Winthrop Women  embraces a broad  historical web, set in the 1600s (1617-1655)  centered around the family of  John Winthrop, a fanatical practitioner of the Puritan faith  who became the first governor of the Massachusetts Bay Colony and his rebellious niece and daughter-in-law Elizabeth Fons. Their descendents  remain in Connecticut and  throughout New England.  Seton tells the Winthrop family and  Elizabeth Fons’  story in three parts: The early years in England living a near aristocratic lifestyle; the great Puritan migration to the New World with the establishment of the Massachusetts Bay Colony;  Elizabeth’s  banishment from Massachusetts and her emergence in Greenwich, Connecticut with husbands (correct) , lovers and children joining in the journey!

Anya Seton’s story of Elizabeth is written in ” high-definition.”  From childhood, “Bess”  is of independent thought and passionate in her views.
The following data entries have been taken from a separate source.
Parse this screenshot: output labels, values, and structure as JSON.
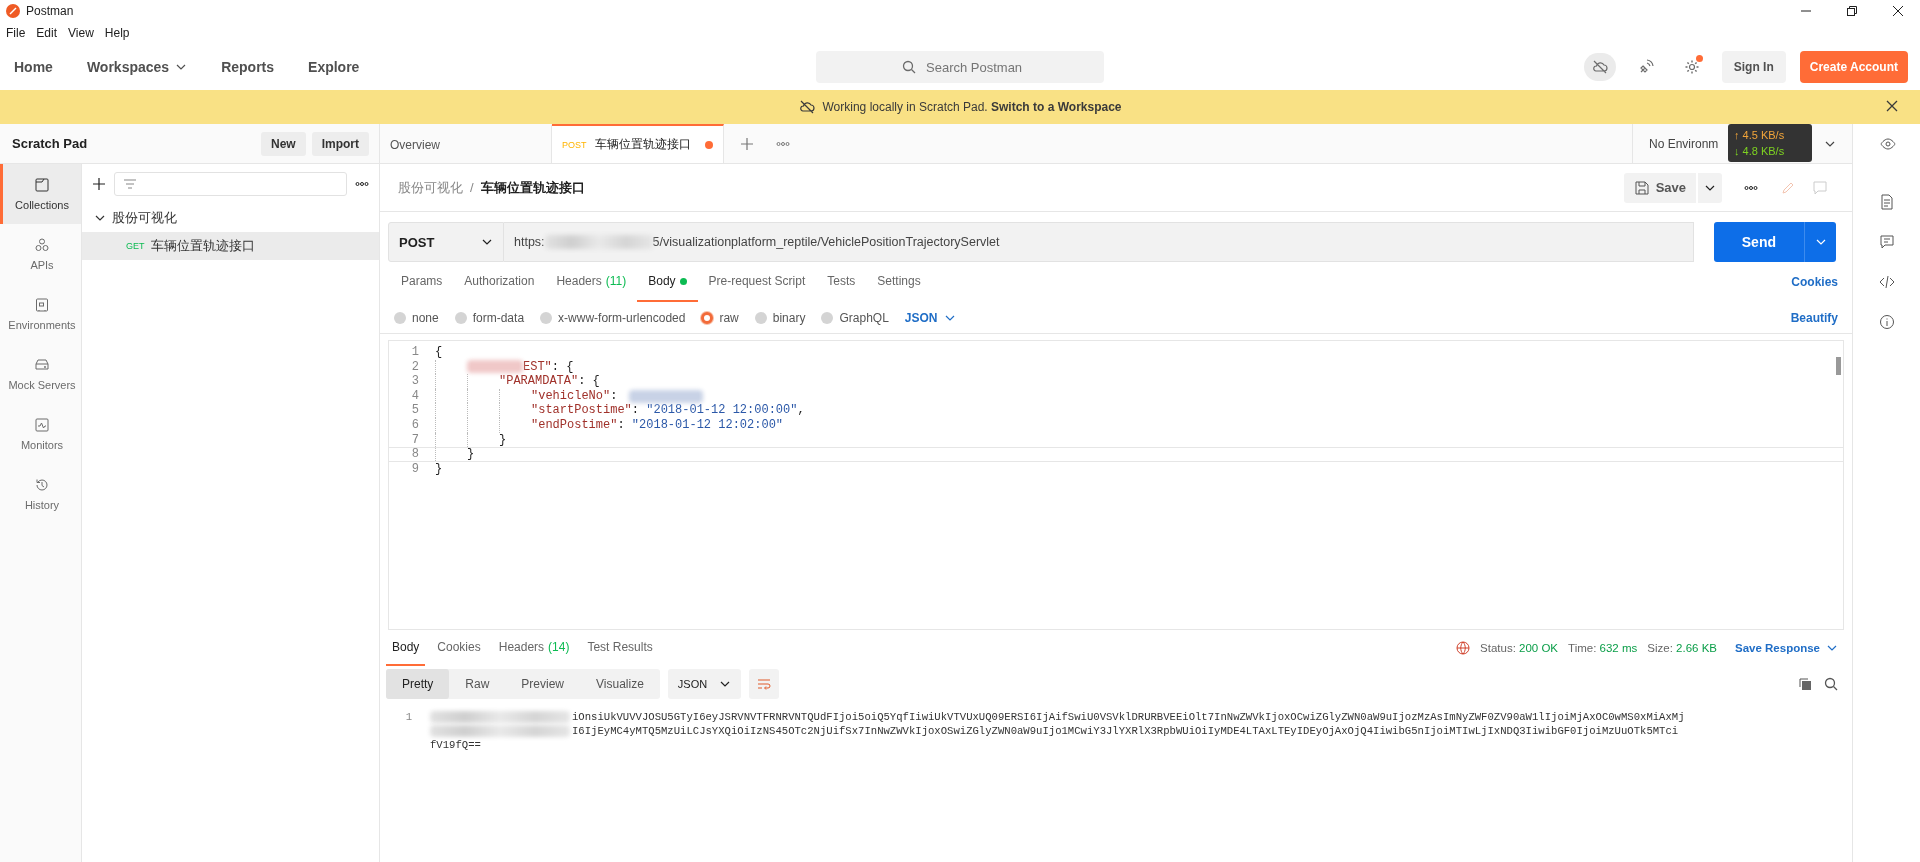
{
  "window": {
    "title": "Postman"
  },
  "menu": [
    "File",
    "Edit",
    "View",
    "Help"
  ],
  "nav": {
    "items": [
      {
        "label": "Home",
        "dropdown": false
      },
      {
        "label": "Workspaces",
        "dropdown": true
      },
      {
        "label": "Reports",
        "dropdown": false
      },
      {
        "label": "Explore",
        "dropdown": false
      }
    ],
    "search": {
      "placeholder": "Search Postman"
    },
    "settings_badge": true,
    "sign_in": "Sign In",
    "create_account": "Create Account"
  },
  "banner": {
    "text": "Working locally in Scratch Pad.",
    "link": "Switch to a Workspace"
  },
  "scratch_pad": {
    "title": "Scratch Pad",
    "buttons": [
      "New",
      "Import"
    ]
  },
  "sidebar": {
    "items": [
      {
        "kind": "collections",
        "label": "Collections",
        "selected": true
      },
      {
        "kind": "apis",
        "label": "APIs",
        "selected": false
      },
      {
        "kind": "environments",
        "label": "Environments",
        "selected": false
      },
      {
        "kind": "mock",
        "label": "Mock Servers",
        "selected": false
      },
      {
        "kind": "monitors",
        "label": "Monitors",
        "selected": false
      },
      {
        "kind": "history",
        "label": "History",
        "selected": false
      }
    ]
  },
  "collections": {
    "tree": [
      {
        "label": "股份可视化",
        "expanded": true,
        "children": [
          {
            "method": "GET",
            "label": "车辆位置轨迹接口",
            "selected": true
          }
        ]
      }
    ]
  },
  "tabs": [
    {
      "label": "Overview",
      "selected": false,
      "unsaved": false
    },
    {
      "method": "POST",
      "label": "车辆位置轨迹接口",
      "selected": true,
      "unsaved": true
    }
  ],
  "environment": "No Environm",
  "network_meter": {
    "upload": "↑ 4.5 KB/s",
    "download": "↓ 4.8 KB/s"
  },
  "breadcrumb": [
    "股份可视化",
    "车辆位置轨迹接口"
  ],
  "breadcrumb_separator": "/",
  "save": "Save",
  "request": {
    "method": "POST",
    "url_start": "https:",
    "url_end": "5/visualizationplatform_reptile/VehiclePositionTrajectoryServlet",
    "send": "Send"
  },
  "request_tabs": [
    {
      "label": "Params",
      "selected": false,
      "dot": false
    },
    {
      "label": "Authorization",
      "selected": false,
      "dot": false
    },
    {
      "label": "Headers",
      "count": "(11)",
      "selected": false,
      "dot": false
    },
    {
      "label": "Body",
      "selected": true,
      "dot": true
    },
    {
      "label": "Pre-request Script",
      "selected": false,
      "dot": false
    },
    {
      "label": "Tests",
      "selected": false,
      "dot": false
    },
    {
      "label": "Settings",
      "selected": false,
      "dot": false
    }
  ],
  "cookies": "Cookies",
  "body_types": [
    {
      "label": "none",
      "selected": false
    },
    {
      "label": "form-data",
      "selected": false
    },
    {
      "label": "x-www-form-urlencoded",
      "selected": false
    },
    {
      "label": "raw",
      "selected": true
    },
    {
      "label": "binary",
      "selected": false
    },
    {
      "label": "GraphQL",
      "selected": false
    }
  ],
  "body_format": "JSON",
  "beautify": "Beautify",
  "editor": {
    "lines": [
      {
        "number": "1",
        "redacted": false,
        "active": false,
        "tokens": [
          {
            "kind": "punct",
            "text": "{"
          }
        ],
        "children": [
          {
            "number": "2",
            "redacted": true,
            "active": false,
            "tokens": [
              {
                "kind": "key",
                "text": "EST\""
              },
              {
                "kind": "punct",
                "text": ": {"
              }
            ],
            "children": [
              {
                "number": "3",
                "redacted": false,
                "active": false,
                "tokens": [
                  {
                    "kind": "key",
                    "text": "\"PARAMDATA\""
                  },
                  {
                    "kind": "punct",
                    "text": ": {"
                  }
                ],
                "children": [
                  {
                    "number": "4",
                    "redacted": false,
                    "active": false,
                    "tokens": [
                      {
                        "kind": "key",
                        "text": "\"vehicleNo\""
                      },
                      {
                        "kind": "punct",
                        "text": ": "
                      },
                      {
                        "kind": "redacted"
                      }
                    ]
                  },
                  {
                    "number": "5",
                    "redacted": false,
                    "active": false,
                    "tokens": [
                      {
                        "kind": "key",
                        "text": "\"startPostime\""
                      },
                      {
                        "kind": "punct",
                        "text": ": "
                      },
                      {
                        "kind": "string",
                        "text": "\"2018-01-12 12:00:00\""
                      },
                      {
                        "kind": "punct",
                        "text": ","
                      }
                    ]
                  },
                  {
                    "number": "6",
                    "redacted": false,
                    "active": false,
                    "tokens": [
                      {
                        "kind": "key",
                        "text": "\"endPostime\""
                      },
                      {
                        "kind": "punct",
                        "text": ": "
                      },
                      {
                        "kind": "string",
                        "text": "\"2018-01-12 12:02:00\""
                      }
                    ]
                  }
                ]
              },
              {
                "number": "7",
                "redacted": false,
                "active": false,
                "tokens": [
                  {
                    "kind": "punct",
                    "text": "}"
                  }
                ]
              }
            ]
          },
          {
            "number": "8",
            "redacted": false,
            "active": true,
            "tokens": [
              {
                "kind": "punct",
                "text": "}"
              }
            ]
          }
        ]
      },
      {
        "number": "9",
        "redacted": false,
        "active": false,
        "tokens": [
          {
            "kind": "punct",
            "text": "}"
          }
        ]
      }
    ]
  },
  "response": {
    "tabs": [
      {
        "label": "Body",
        "selected": true
      },
      {
        "label": "Cookies",
        "selected": false
      },
      {
        "label": "Headers",
        "count": "(14)",
        "selected": false
      },
      {
        "label": "Test Results",
        "selected": false
      }
    ],
    "status_label": "Status:",
    "status": "200 OK",
    "time_label": "Time:",
    "time": "632 ms",
    "size_label": "Size:",
    "size": "2.66 KB",
    "save_response": "Save Response",
    "views": [
      {
        "label": "Pretty",
        "selected": true
      },
      {
        "label": "Raw",
        "selected": false
      },
      {
        "label": "Preview",
        "selected": false
      },
      {
        "label": "Visualize",
        "selected": false
      }
    ],
    "format": "JSON",
    "body": {
      "number": "1",
      "lines": [
        {
          "redacted": true,
          "text": "iOnsiUkVUVVJOSU5GTyI6eyJSRVNVTFRNRVNTQUdFIjoi5oiQ5YqfIiwiUkVTVUxUQ09ERSI6IjAifSwiU0VSVklDRURBVEEiOlt7InNwZWVkIjoxOCwiZGlyZWN0aW9uIjozMzAsImNyZWF0ZV90aW1lIjoiMjAxOC0wMS0xMiAxMj"
        },
        {
          "redacted": true,
          "text": "I6IjEyMC4yMTQ5MzUiLCJsYXQiOiIzNS45OTc2NjUifSx7InNwZWVkIjoxOSwiZGlyZWN0aW9uIjo1MCwiY3JlYXRlX3RpbWUiOiIyMDE4LTAxLTEyIDEyOjAxOjQ4IiwibG5nIjoiMTIwLjIxNDQ3IiwibGF0IjoiMzUuOTk5MTci"
        },
        {
          "redacted": false,
          "text": "fV19fQ=="
        }
      ]
    }
  }
}
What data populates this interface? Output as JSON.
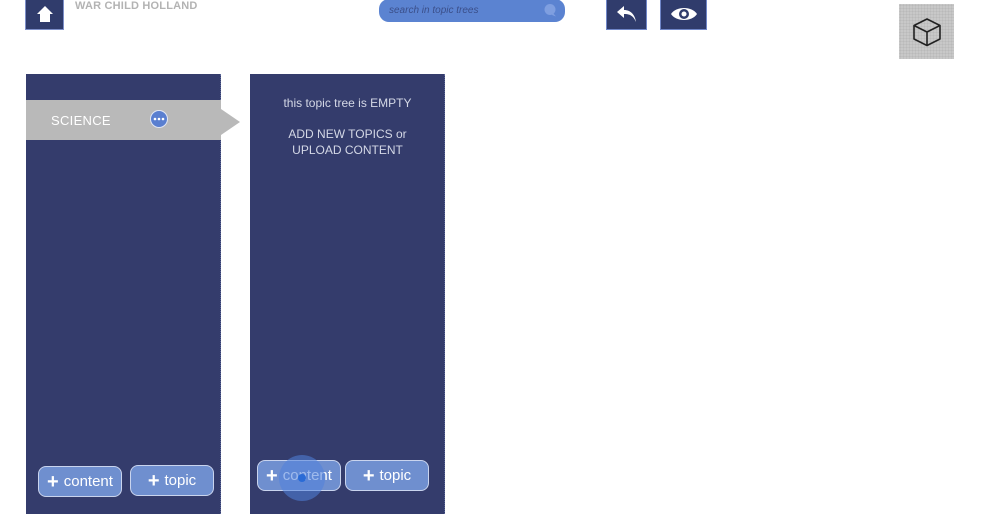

She was born on a collision course with the beliefs of her Puritan elders, especially John  Winthrop.  Long before boarding the ship Lyon for the journey to  the New World, this child of luxury and  high social status had established herself as the Fons’ and Winthrop family non-conformist.

Proudly leading his flock beneath the banner of religious freedom to the colonies in New England,  far away from the dictates of King Charles, Cromwell and the ruling British establishment, John Winthrop becomes a  zealot and religious tyrant, ruling over his domain, with a wrathful “God” as his enforcer.

Elizabeth’s ever complicated life, saturated with her passion for men and her non-conformist beliefs, provides the framework for an abundant tableau of what life and love was like in 1630s New England. The drudgery of daily survival, the absence of  luxuries, disease and Indians both friend and foe. Foremost, the woman’s role of being, above all, a necessary  “good breeder,” upon which the future of the faith and the colony itself depended!

Elizabeth, having fallen in love with John Winthrop’s son, her cousin Henry, became pregnant and was hastily married before leaving England!  Henry, a kindred free spirit was not traveling with Elizabeth on the ship Lyon but was under his father’s supervision on the Arabella. Elizabeth learned  upon her arrival in Massachusetts that Henry had drowned in a boating accident upon landing. There would be two more husbands and many children, living and still-born before her story concludes thirty years later.

During a brief period when Winthrop had been ousted as Massachusetts Bay Colony Governor, the community rose up against Elizabeth’s behavior with rumors and  speculation that she and her Indian servant Telaka  were possessed by the devil. The outcry became witchcraft! Banishment from the colony, the final solution in those days short of hanging, saw Elizabeth, her family and Telaka ( whom Elizabeth had rescued from a slave auction) on their way to Greenwich where under Dutch law there was greater respect for individual freedom and religious beliefs. This novel is so wonderfully written and researched  that of course, Telaka, had ended up in Boston only after being kidnapped from her tribe, the Siwanoy Indians who populated the area in and around Greenwich! A homecoming for Telaka and a new most welcoming home for Elizabeth, her husband and brood?  Not quite that simple!

In the Greenwich chapters you will walk with Elizabeth on the white beaches of  Monakewago ( Tods Point), follow the Mianus River, witness the massacre of over 1000 Siwanoy Indians ( Telaka’s family) in what is today Cos Cob. There will be yet another husband and more “breeding, ”  and another banishment with the loss of thousands of acres of land that today encompass the entire Town of Greenwich.

History is taught in many ways and Seton is deserving of  high praise both as a novelist and historian for Winthrop Women.  Seton wrote Winthrop Women while living in Old Greenwich, Connecticut where she died in 1990 at age 86. She is buried there in Putnam cemetery.

Other highly acclaimed novels by Anya Seton  include, Foxfire ( 1950),  Katherine (1954),  The Mistletoe and the Sword (1956).